The use of position and power to entice a young girl, with or without harassment, is harassement in itself. To my mind cowards use this route, as it is not just safer in their view but also easier in that the employee is more vulnerable because of their power, and the position they hold. Besides some misguided girls, unable to differentiate between rights and exploitation, might actually view the harassment as kosher particularly when it came with attention and perks like rapid promotions and better pay. This is not to say that they are not victims, they are as much as the women who walked out of an interview or of a job after being so targeted. More so, perhaps.
The work culture of the Asian Age became toxic. There were always stories, always girls coming in, and girls leaving. Always whispers to a point when a woman spent even a few minutes extra in his cabin, the employees around started whispering. More so as no one complained. Those who could not take it left. Those who did, tried to convince themselves that the attention from the powerful editor was worth it. But left sooner than later. Actually those who stayed were the ones with whom he had only a professional relationship---at the headquarters and in the city Bureaus. But no one else survived the course. I have written of this and more in my earlier article in The Citizen. Suffice it to say while we did not have information of any specific instance, the work culture was toxic, and we all felt it. Every single one, even the reporters and the Bureau hands even though we had managed to insulate ourselves. In that there was no direct intervention or targeting of reporters.
Most of the accounts have one thing in common, apart from the offensive harassment. That they all met Akbar with knowledge of his reputation, and were so excited about actually meeting a journalist they admired. And instead of accepting this, he clearly used this reputation and his position to entice the young women, or subdue them, or try to. All an abuse of his position and power.

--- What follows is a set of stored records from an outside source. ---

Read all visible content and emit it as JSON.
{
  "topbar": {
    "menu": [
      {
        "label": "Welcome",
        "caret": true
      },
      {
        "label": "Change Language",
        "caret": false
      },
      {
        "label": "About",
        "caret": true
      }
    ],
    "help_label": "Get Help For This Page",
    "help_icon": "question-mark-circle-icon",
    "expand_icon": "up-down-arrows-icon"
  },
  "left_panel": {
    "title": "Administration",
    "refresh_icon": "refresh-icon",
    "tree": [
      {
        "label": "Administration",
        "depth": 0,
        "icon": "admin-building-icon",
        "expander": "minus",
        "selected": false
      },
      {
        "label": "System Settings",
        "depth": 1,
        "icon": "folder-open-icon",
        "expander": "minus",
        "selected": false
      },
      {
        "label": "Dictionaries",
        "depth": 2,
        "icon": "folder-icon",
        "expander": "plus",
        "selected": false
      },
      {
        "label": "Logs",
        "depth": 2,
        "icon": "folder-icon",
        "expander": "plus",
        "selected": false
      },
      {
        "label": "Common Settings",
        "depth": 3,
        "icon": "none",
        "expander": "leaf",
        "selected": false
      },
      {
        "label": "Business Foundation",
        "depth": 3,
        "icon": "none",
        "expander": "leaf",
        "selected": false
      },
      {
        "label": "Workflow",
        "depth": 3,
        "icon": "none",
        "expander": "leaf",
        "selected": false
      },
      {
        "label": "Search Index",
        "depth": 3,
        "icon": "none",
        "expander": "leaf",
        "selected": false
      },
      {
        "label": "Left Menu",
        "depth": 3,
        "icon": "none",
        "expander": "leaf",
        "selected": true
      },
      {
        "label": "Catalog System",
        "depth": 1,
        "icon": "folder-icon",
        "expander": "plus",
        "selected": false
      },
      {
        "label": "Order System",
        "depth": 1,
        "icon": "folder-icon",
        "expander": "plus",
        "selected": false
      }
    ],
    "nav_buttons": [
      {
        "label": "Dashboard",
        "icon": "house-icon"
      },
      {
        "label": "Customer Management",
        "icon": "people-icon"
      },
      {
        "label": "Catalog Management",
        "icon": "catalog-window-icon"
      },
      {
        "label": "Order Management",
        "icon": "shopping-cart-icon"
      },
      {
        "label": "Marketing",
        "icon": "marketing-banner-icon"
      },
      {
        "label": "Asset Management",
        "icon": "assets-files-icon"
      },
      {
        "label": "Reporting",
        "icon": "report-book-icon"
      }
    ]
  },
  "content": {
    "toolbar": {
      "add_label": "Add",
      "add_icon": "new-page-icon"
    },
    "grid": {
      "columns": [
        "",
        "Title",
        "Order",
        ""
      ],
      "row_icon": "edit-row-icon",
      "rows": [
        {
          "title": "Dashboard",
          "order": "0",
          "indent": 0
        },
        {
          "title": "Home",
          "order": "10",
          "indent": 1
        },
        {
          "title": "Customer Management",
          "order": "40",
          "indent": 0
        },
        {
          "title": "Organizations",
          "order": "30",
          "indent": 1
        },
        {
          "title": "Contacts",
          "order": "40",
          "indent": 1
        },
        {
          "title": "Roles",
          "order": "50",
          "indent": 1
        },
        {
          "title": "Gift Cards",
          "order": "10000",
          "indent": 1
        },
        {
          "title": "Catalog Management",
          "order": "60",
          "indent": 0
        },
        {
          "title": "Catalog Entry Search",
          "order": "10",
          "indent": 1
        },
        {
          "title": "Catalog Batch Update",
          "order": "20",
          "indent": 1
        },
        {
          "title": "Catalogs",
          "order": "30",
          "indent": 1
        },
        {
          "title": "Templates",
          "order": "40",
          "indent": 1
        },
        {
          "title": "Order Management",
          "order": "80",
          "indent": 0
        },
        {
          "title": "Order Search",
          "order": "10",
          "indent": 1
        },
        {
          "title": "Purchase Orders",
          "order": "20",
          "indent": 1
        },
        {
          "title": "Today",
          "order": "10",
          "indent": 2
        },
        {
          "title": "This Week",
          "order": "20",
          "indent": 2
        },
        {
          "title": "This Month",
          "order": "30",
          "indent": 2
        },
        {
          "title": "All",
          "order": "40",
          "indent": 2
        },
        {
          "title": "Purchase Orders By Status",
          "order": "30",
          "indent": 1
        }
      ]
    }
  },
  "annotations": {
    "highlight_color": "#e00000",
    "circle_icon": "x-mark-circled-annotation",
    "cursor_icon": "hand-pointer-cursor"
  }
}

Incidentally, I felt the impact of another abusive newsroom in the News X where I worked much later as the National Affairs Editor. This was not sexual but actually threatening and physically abusive. Again not directed at me at all, never, but something that eventually made be quit.
It is angering that Akbar is now fighting a young woman with a criminal defamation suit. Criminal defamation that every journalist has been fighting against as misuse of the law. And to use the bludgeon to swat a butterfly just shows the desperation of the attacker. And makes it imperative that he be acted against. I do not expect the BJP to do so, but I do think all others in and outside the movement can unite to ensure that the case is dismissed by the courts, and no such cases filed against the other women in the list of complainants. Even now Akbar can do the right thing for once, by resigning and then fighting defamation if he still feels after honest introspection that he has been wronged. He just might find himself convinced otherwise.